Do you make a conscious attempt to ensure that there is a blend of Western and Indian classical tunes, or is this something that comes naturally to you?
I grew up listening to Abida Parveenji and Abba in the same house. I think I've been conditioned to do both for a very long time. Then, studying both theoretically only helped, as I understood quite a lot of parallels that run between them. 

Now, it pretty much comes naturally to my composition process, and funnily enough, sometimes that does not help because what's needed from me is very much on the surface and something that is light. I'm constantly trying to unlearn and not over-intellectualise music.

Give us an insight into what your creative process is like when you're composing a fresh piece…
I believe that everyone’s artistic intent, especially when they're creating something, should be unadulterated. I do anything that facilitates this theory. I generally sit with my instruments in a dark room and shut off my phone. I only think about what the music is doing to me and respond to it. It helps me capture some form of truth, and it is only this truth that later resonates with audiences. 

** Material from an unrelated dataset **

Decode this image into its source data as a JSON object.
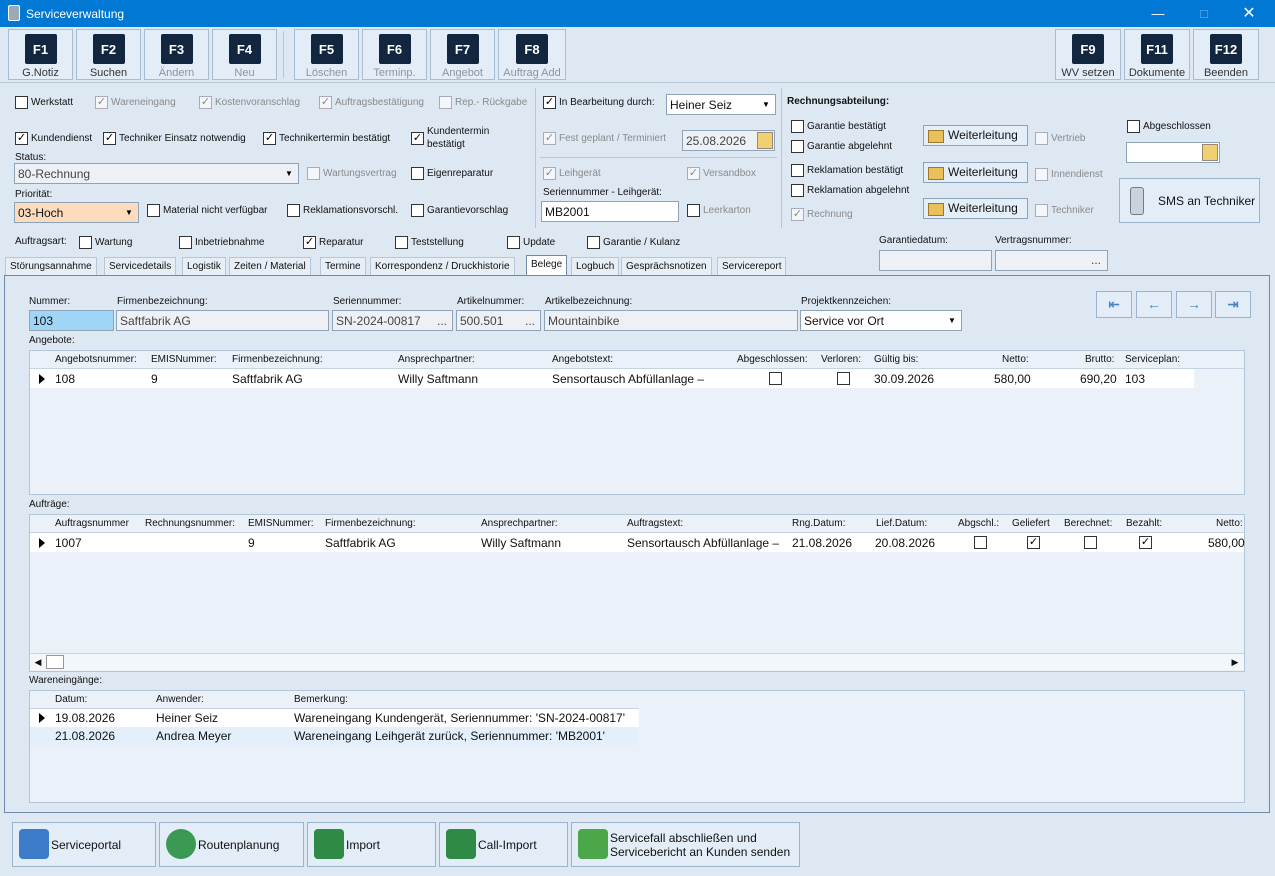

Which piece would you describe as your best, and why?
I think the one closest to my heart is Bano because it’s a perfect blend of who I am. It has cause, pure intent, both ideologies, and I made it only because I wanted to make it. It's a statement. Apart from that, I also loved doing the title track of Dancing on the Grave since the show is in a very dark space, and I have worked a lot on the tone as well, rather than only the composition, to achieve the desired outcome.

With Naatu Naatu's Oscar win, there's been more focus on Indian music. How do you think this benefits musicians like yourself?
Any time India is put on the global stage, it's a win for all of us. It pains me to see how underrepresented and underappreciated the raw talent in India is globally, and I think there should be a fusion wave with Hindustani classical that can take over.

What is your take on the popularity of Indian music abroad?
Whenever we've played classical music abroad, the appreciation has been through the roof. I just finished a tour in Germany with my act (The Indian Jam Project), and we played some hardcore Indian classical music in the small towns of Germany. We also sold out a show, and people were extremely supportive. Since we were performing in small towns, there weren’t really any Indians, yet we managed to get an amazing response from the audiences.

Do you have other Bollywood projects in the pipeline after Brahmastra?
Yes, definitely. I just finished a film that is on Jio's next called "Jo Tera Hai Wo Mera Hai", starring Paresh Rawal and Amit Sial. I'm a little nervous because, for the first time, apart from the BGM, I've also done songs for a movie. Hopefully, it turns out well!

Is there any other work that you're doing or looking forward to doing in the OTT space?
I have an upcoming project and a film, but sadly, I can't talk about either as of yet. But I'm super excited that I've started my journey as a music composer. It's been my dream for the longest time.